*** Begin section ***

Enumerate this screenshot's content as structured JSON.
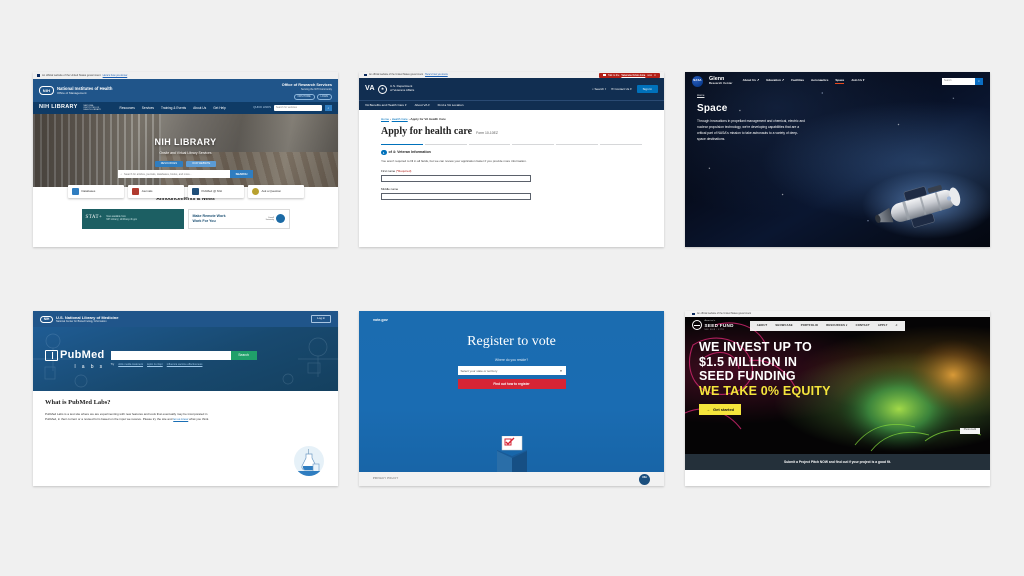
{
  "page": {
    "background": "#f0f0f0"
  },
  "cards": {
    "nih_library": {
      "gov_banner": "An official website of the United States government",
      "gov_banner_link": "Here's how you know",
      "logo_abbr": "NIH",
      "org_line1": "National Institutes of Health",
      "org_line2": "Office of Management",
      "ors_title": "Office of Research Services",
      "ors_sub": "Serving the NIH Community",
      "ors_buttons": [
        "ORS HOME",
        "LOGIN"
      ],
      "brand": "NIH LIBRARY",
      "brand_sub": "NATIONAL INSTITUTES OF HEALTH LIBRARY",
      "nav": [
        "Resources",
        "Services",
        "Training & Events",
        "About Us",
        "Get Help"
      ],
      "quick_links": "QUICK LINKS",
      "search_placeholder": "Search for websites",
      "search_icon": "search-icon",
      "hero_title": "NIH LIBRARY",
      "hero_tagline": "Onsite and Virtual Library Services",
      "hero_tabs": [
        "RESOURCES",
        "OUR WEBSITE"
      ],
      "hero_search_placeholder": "Search for articles, journals, databases, books, and more...",
      "hero_search_button": "SEARCH",
      "tiles": [
        {
          "label": "Databases",
          "icon": "database-icon",
          "color": "#2f7dc0"
        },
        {
          "label": "Journals",
          "icon": "journal-icon",
          "color": "#b03a2e"
        },
        {
          "label": "PubMed @ NIH",
          "icon": "pubmed-icon",
          "color": "#1f4e79"
        },
        {
          "label": "Ask a Question",
          "icon": "question-icon",
          "color": "#b8a02e"
        }
      ],
      "announcements_title": "Announcements & News",
      "ann1_brand": "STAT+",
      "ann1_line1": "Now available from",
      "ann1_line2": "NIH Library | nihlibrary.nih.gov",
      "ann2_line1": "Make Remote Work",
      "ann2_line2": "Work For You",
      "ann2_logo_l1": "Cornell",
      "ann2_logo_l2": "University"
    },
    "va": {
      "gov_banner": "An official website of the United States government",
      "gov_banner_link": "Here's how you know",
      "crisis_prefix": "Talk to the",
      "crisis_link": "Veterans Crisis Line",
      "crisis_suffix": "now",
      "crisis_close": "✕",
      "logo": "VA",
      "seal_icon": "va-seal-icon",
      "dept_line1": "U.S. Department",
      "dept_line2": "of Veterans Affairs",
      "search_label": "Search",
      "contact_label": "Contact Us",
      "signin_label": "Sign In",
      "nav": [
        "VA Benefits and Health Care",
        "About VA",
        "Find a VA Location"
      ],
      "breadcrumb": [
        "Home",
        "Health Care",
        "Apply for VA Health Care"
      ],
      "page_title": "Apply for health care",
      "form_number": "Form 10-10EZ",
      "progress_total": 6,
      "progress_done": 1,
      "step_number": "1",
      "step_label": "of 4: Veteran Information",
      "help_text": "You aren't required to fill in all fields, but we can review your application faster if you provide more information.",
      "field1_label": "First name",
      "field1_required": "(*Required)",
      "field1_value": "",
      "field2_label": "Middle name",
      "field2_value": ""
    },
    "nasa": {
      "logo": "NASA",
      "center_line1": "Glenn",
      "center_line2": "Research Center",
      "nav": [
        {
          "label": "About Us",
          "external": true,
          "active": false
        },
        {
          "label": "Education",
          "external": true,
          "active": false
        },
        {
          "label": "Facilities",
          "external": false,
          "active": false
        },
        {
          "label": "Aeronautics",
          "external": false,
          "active": false
        },
        {
          "label": "Space",
          "external": false,
          "active": true
        },
        {
          "label": "Join Us",
          "external": false,
          "active": false
        }
      ],
      "search_placeholder": "Search",
      "search_icon": "search-icon",
      "breadcrumb": "Home",
      "title": "Space",
      "body": "Through innovations in propellant management and chemical, electric and nuclear propulsion technology, we're developing capabilities that are a critical part of NASA's mission to take astronauts to a variety of deep-space destinations.",
      "accent": "#e8491d"
    },
    "pubmed": {
      "logo_abbr": "NIH",
      "org_line1": "U.S. National Library of Medicine",
      "org_line2": "National Center for Biotechnology Information",
      "login_label": "Log in",
      "brand_word": "PubMed",
      "brand_sub": "l a b s",
      "search_value": "",
      "search_button": "Search",
      "try_label": "Try",
      "try_links": [
        "otitis media treatment",
        "leptin & crispr",
        "influenza vaccine effectiveness"
      ],
      "section_title": "What is PubMed Labs?",
      "section_body_1": "PubMed Labs is a test site where we are experimenting with new features and tools that eventually may be incorporated in PubMed, in their current or a revised form based on the input we receive. Please try the site and ",
      "section_link": "let us know",
      "section_body_2": " what you think.",
      "illustration": "lab-flask-icon"
    },
    "vote": {
      "brand": "vote.gov",
      "title": "Register to vote",
      "question": "Where do you reside?",
      "select_value": "Select your state or territory",
      "select_icon": "chevron-down-icon",
      "button_label": "Find out how to register",
      "ballot_icon": "ballot-box-icon",
      "footer_link": "PRIVACY POLICY",
      "seal_text": "USA",
      "accent": "#d62435"
    },
    "seedfund": {
      "gov_banner": "An official website of the United States government",
      "logo_l1": "America's",
      "logo_l2": "SEED FUND",
      "logo_l3": "NSF SBIR / STTR",
      "nav": [
        "ABOUT",
        "SHOWCASE",
        "PORTFOLIO",
        "RESOURCES",
        "CONTACT",
        "APPLY"
      ],
      "search_icon": "search-icon",
      "headline_line1": "WE INVEST UP TO",
      "headline_line2": "$1.5 MILLION IN",
      "headline_line3": "SEED FUNDING",
      "headline_line4": "WE TAKE 0% EQUITY",
      "cta_label": "Get started",
      "cta_arrow": "→",
      "photo_credit": "Photo credit",
      "bottom_bar": "Submit a Project Pitch NOW and find out if your project is a good fit.",
      "accent": "#f5e53c"
    }
  }
}
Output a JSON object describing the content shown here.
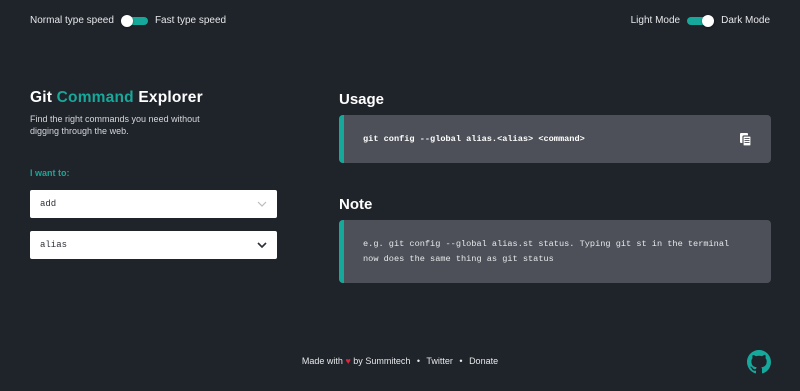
{
  "header": {
    "speed_toggle": {
      "left_label": "Normal type speed",
      "right_label": "Fast type speed",
      "state": "off"
    },
    "mode_toggle": {
      "left_label": "Light Mode",
      "right_label": "Dark Mode",
      "state": "on"
    }
  },
  "intro": {
    "title_part1": "Git",
    "title_accent": "Command",
    "title_part3": "Explorer",
    "subtitle": "Find the right commands you need without digging through the web."
  },
  "form": {
    "want_label": "I want to:",
    "first_select": {
      "value": "add",
      "icon": "chevron-down-icon"
    },
    "second_select": {
      "value": "alias",
      "icon": "chevron-down-icon"
    }
  },
  "usage": {
    "heading": "Usage",
    "command": "git config --global alias.<alias> <command>",
    "copy_icon": "copy-icon"
  },
  "note": {
    "heading": "Note",
    "text": "e.g. git config --global alias.st status. Typing git st in the terminal now does the same thing as git status"
  },
  "footer": {
    "made_with": "Made with",
    "heart": "♥",
    "by": "by",
    "author": "Summitech",
    "sep": "•",
    "twitter": "Twitter",
    "donate": "Donate",
    "github_icon": "github-icon"
  },
  "colors": {
    "background": "#1f232a",
    "accent": "#16a89a",
    "panel": "#4d5058",
    "heart": "#d6293e"
  }
}
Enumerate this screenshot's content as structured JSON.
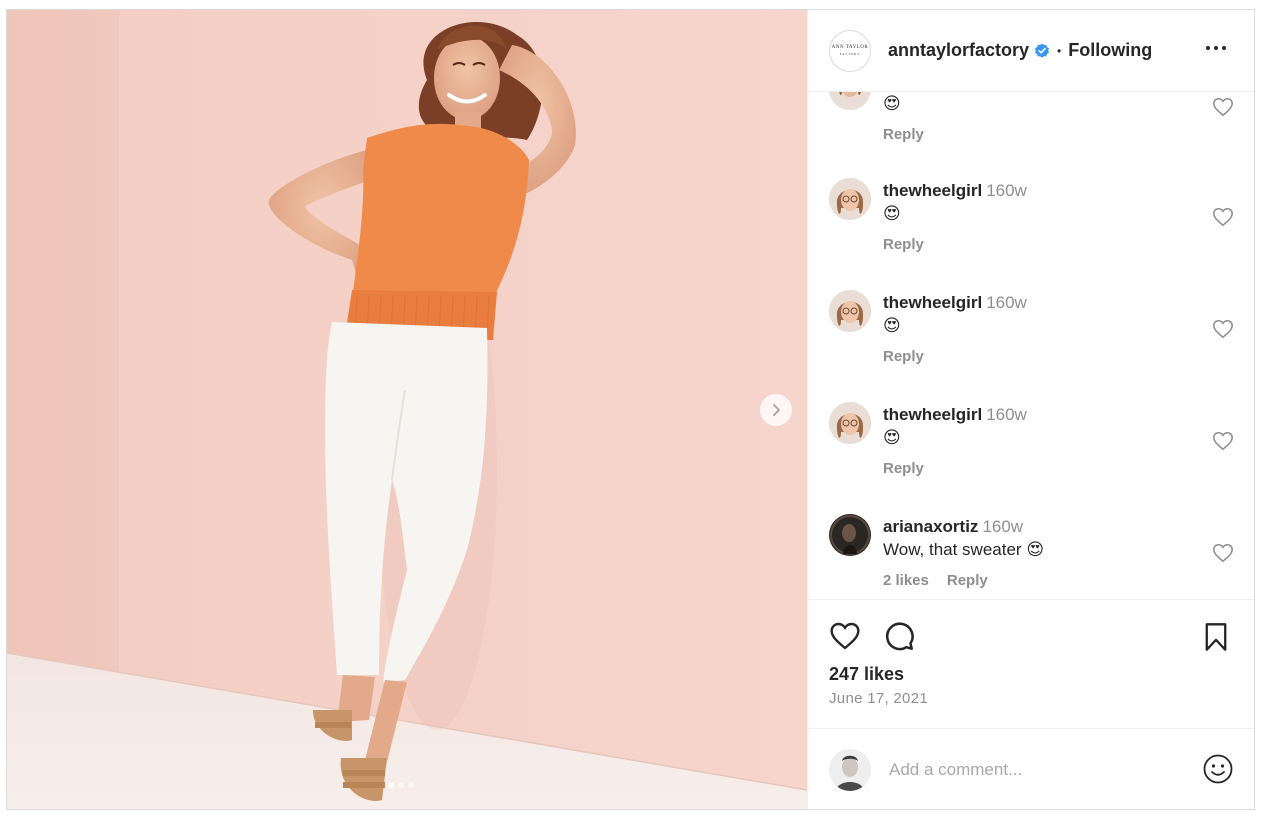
{
  "post": {
    "author": "anntaylorfactory",
    "logo_text": "ANN TAYLOR",
    "logo_subtext": "FACTORY",
    "separator": "•",
    "follow_status": "Following",
    "media": {
      "slide_count": 3,
      "active_slide": 1
    }
  },
  "comments": [
    {
      "user": "",
      "time": "",
      "text": "😍",
      "likes": "",
      "reply": "Reply"
    },
    {
      "user": "thewheelgirl",
      "time": "160w",
      "text": "😍",
      "likes": "",
      "reply": "Reply"
    },
    {
      "user": "thewheelgirl",
      "time": "160w",
      "text": "😍",
      "likes": "",
      "reply": "Reply"
    },
    {
      "user": "thewheelgirl",
      "time": "160w",
      "text": "😍",
      "likes": "",
      "reply": "Reply"
    },
    {
      "user": "arianaxortiz",
      "time": "160w",
      "text": "Wow, that sweater",
      "likes": "2 likes",
      "reply": "Reply"
    }
  ],
  "stats": {
    "likes": "247 likes",
    "date": "June 17, 2021"
  },
  "add_comment": {
    "placeholder": "Add a comment..."
  },
  "colors": {
    "accent": "#0095f6",
    "verified": "#3897f0",
    "muted": "#8e8e8e",
    "text": "#262626",
    "wall_pink": "#f3cdc3",
    "sweater_orange": "#f08a4b"
  },
  "icons": [
    "verified-badge-icon",
    "more-options-icon",
    "heart-icon",
    "comment-bubble-icon",
    "bookmark-icon",
    "smiley-icon",
    "chevron-right-icon"
  ]
}
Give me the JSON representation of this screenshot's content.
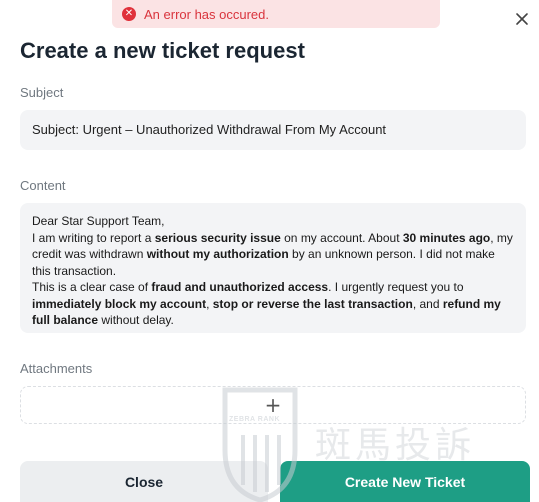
{
  "error_toast": {
    "icon": "error-circle-icon",
    "message": "An error has occured."
  },
  "modal": {
    "title": "Create a new ticket request",
    "close_icon": "close-icon"
  },
  "subject": {
    "label": "Subject",
    "value": "Subject: Urgent – Unauthorized Withdrawal From My Account"
  },
  "content": {
    "label": "Content",
    "greeting": "Dear Star Support Team,",
    "p1_a": "I am writing to report a ",
    "p1_b": "serious security issue",
    "p1_c": " on my account. About ",
    "p1_d": "30 minutes ago",
    "p1_e": ", my credit was withdrawn ",
    "p1_f": "without my authorization",
    "p1_g": " by an unknown person. I did not make this transaction.",
    "p2_a": "This is a clear case of ",
    "p2_b": "fraud and unauthorized access",
    "p2_c": ". I urgently request you to ",
    "p2_d": "immediately block my account",
    "p2_e": ", ",
    "p2_f": "stop or reverse the last transaction",
    "p2_g": ", and ",
    "p2_h": "refund my full balance",
    "p2_i": " without delay."
  },
  "attachments": {
    "label": "Attachments",
    "icon": "plus-icon",
    "plus_glyph": "+"
  },
  "buttons": {
    "close": "Close",
    "create": "Create New Ticket"
  },
  "watermark": {
    "badge_text": "ZEBRA RANK",
    "text": "斑馬投訴"
  },
  "colors": {
    "accent": "#1e9e85",
    "error": "#e0313b",
    "error_bg": "#fbe3e4",
    "field_bg": "#f3f4f6"
  }
}
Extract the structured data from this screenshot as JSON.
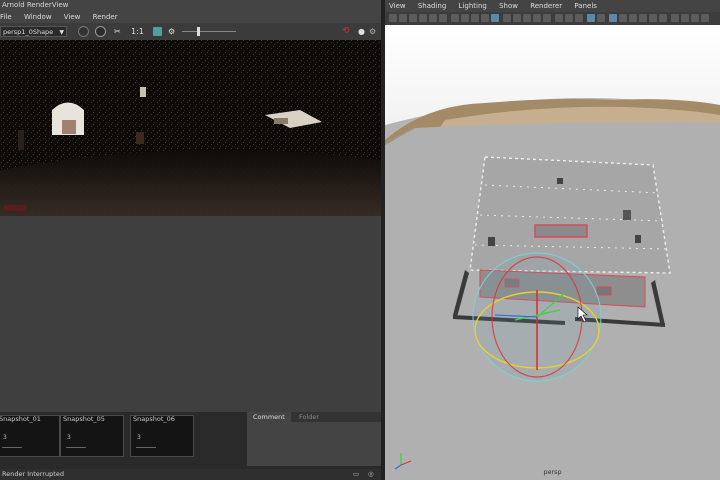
{
  "render_view": {
    "title": "Arnold RenderView",
    "menu": [
      "File",
      "Window",
      "View",
      "Render"
    ],
    "camera": "persp1_0Shape",
    "ratio_label": "1:1",
    "snapshots": [
      {
        "label": "Snapshot_01",
        "num": "3"
      },
      {
        "label": "Snapshot_05",
        "num": "3"
      },
      {
        "label": "Snapshot_06",
        "num": "3"
      }
    ],
    "comment_tabs": [
      "Comment",
      "Folder"
    ],
    "status": "Render Interrupted"
  },
  "viewport": {
    "menu": [
      "View",
      "Shading",
      "Lighting",
      "Show",
      "Renderer",
      "Panels"
    ],
    "camera_label": "persp"
  },
  "colors": {
    "accent": "#5d88a8",
    "stop": "#d03030",
    "selection": "#d94a5a",
    "manip_x": "#e03030",
    "manip_y": "#40d040",
    "manip_z": "#3070e0",
    "manip_ring": "#e8d030"
  }
}
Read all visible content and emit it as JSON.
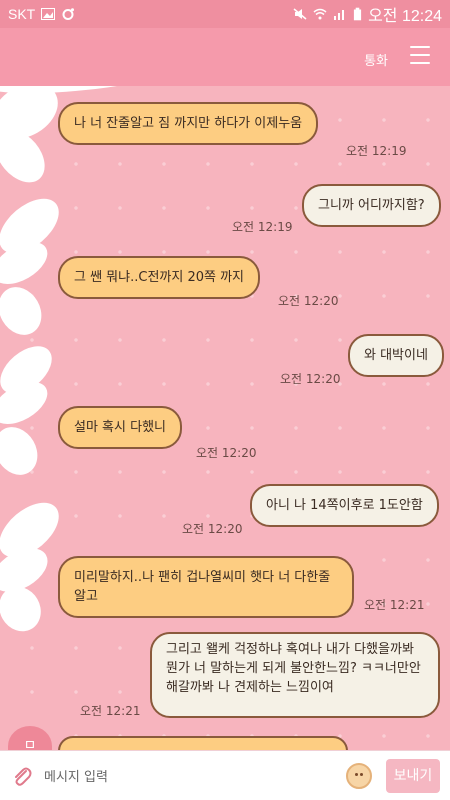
{
  "status_bar": {
    "carrier": "SKT",
    "time": "오전 12:24"
  },
  "header": {
    "call_label": "통화"
  },
  "messages": [
    {
      "dir": "in",
      "text": "나 너 잔줄알고 짐 까지만 하다가 이제누움",
      "time": "오전 12:19"
    },
    {
      "dir": "out",
      "text": "그니까 어디까지함?",
      "time": "오전 12:19"
    },
    {
      "dir": "in",
      "text": "그 쌘 뭐냐..C전까지 20쪽 까지",
      "time": "오전 12:20"
    },
    {
      "dir": "out",
      "text": "와 대박이네",
      "time": "오전 12:20"
    },
    {
      "dir": "in",
      "text": "설마 혹시 다했니",
      "time": "오전 12:20"
    },
    {
      "dir": "out",
      "text": "아니 나 14쪽이후로 1도안함",
      "time": "오전 12:20"
    },
    {
      "dir": "in",
      "text": "미리말하지..나 팬히 겁나열씨미 햇다 너 다한줄알고",
      "time": "오전 12:21"
    },
    {
      "dir": "out",
      "text": "그리고 왤케 걱정하냐 혹여나 내가 다했을까봐 뭔가 너 말하는게 되게 불안한느낌? ㅋㅋ너만안해갈까봐 나 견제하는 느낌이여",
      "time": "오전 12:21"
    }
  ],
  "avatar_peek_label": "ㅁ",
  "input": {
    "placeholder": "메시지 입력",
    "send_label": "보내기"
  },
  "colors": {
    "background": "#f7b4be",
    "header": "#f59aab",
    "incoming_bubble": "#fdcd82",
    "outgoing_bubble": "#f5f1e6",
    "bubble_border": "#8a5a3c"
  }
}
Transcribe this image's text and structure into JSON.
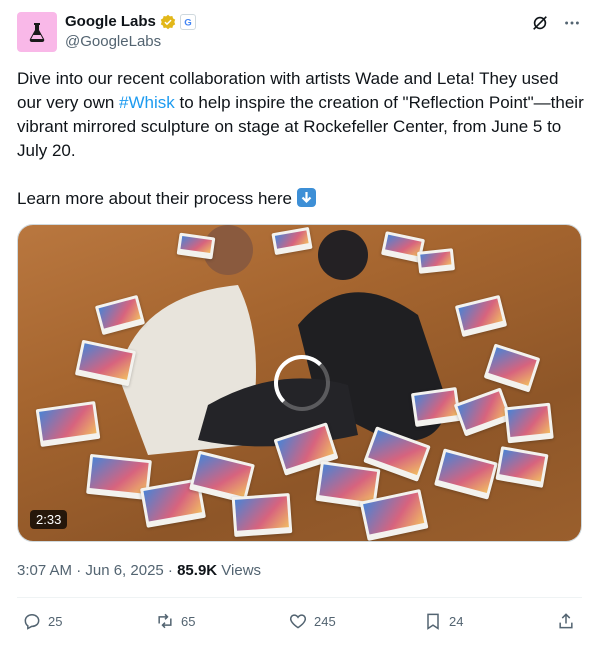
{
  "author": {
    "display_name": "Google Labs",
    "handle": "@GoogleLabs"
  },
  "tweet": {
    "text_before_hashtag": "Dive into our recent collaboration with artists Wade and Leta! They used our very own ",
    "hashtag": "#Whisk",
    "text_after_hashtag": " to help inspire the creation of \"Reflection Point\"—their vibrant mirrored sculpture on stage at Rockefeller Center, from June 5 to July 20.",
    "learn_more": "Learn more about their process here "
  },
  "media": {
    "duration": "2:33"
  },
  "meta": {
    "timestamp": "3:07 AM · Jun 6, 2025 · ",
    "views_count": "85.9K",
    "views_label": " Views"
  },
  "actions": {
    "replies": "25",
    "reposts": "65",
    "likes": "245",
    "bookmarks": "24"
  },
  "colors": {
    "accent": "#1d9bf0",
    "avatar_bg": "#f9b8e8",
    "verified_gold": "#e2b719"
  }
}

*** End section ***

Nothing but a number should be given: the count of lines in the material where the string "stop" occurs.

_Exercise output:_
2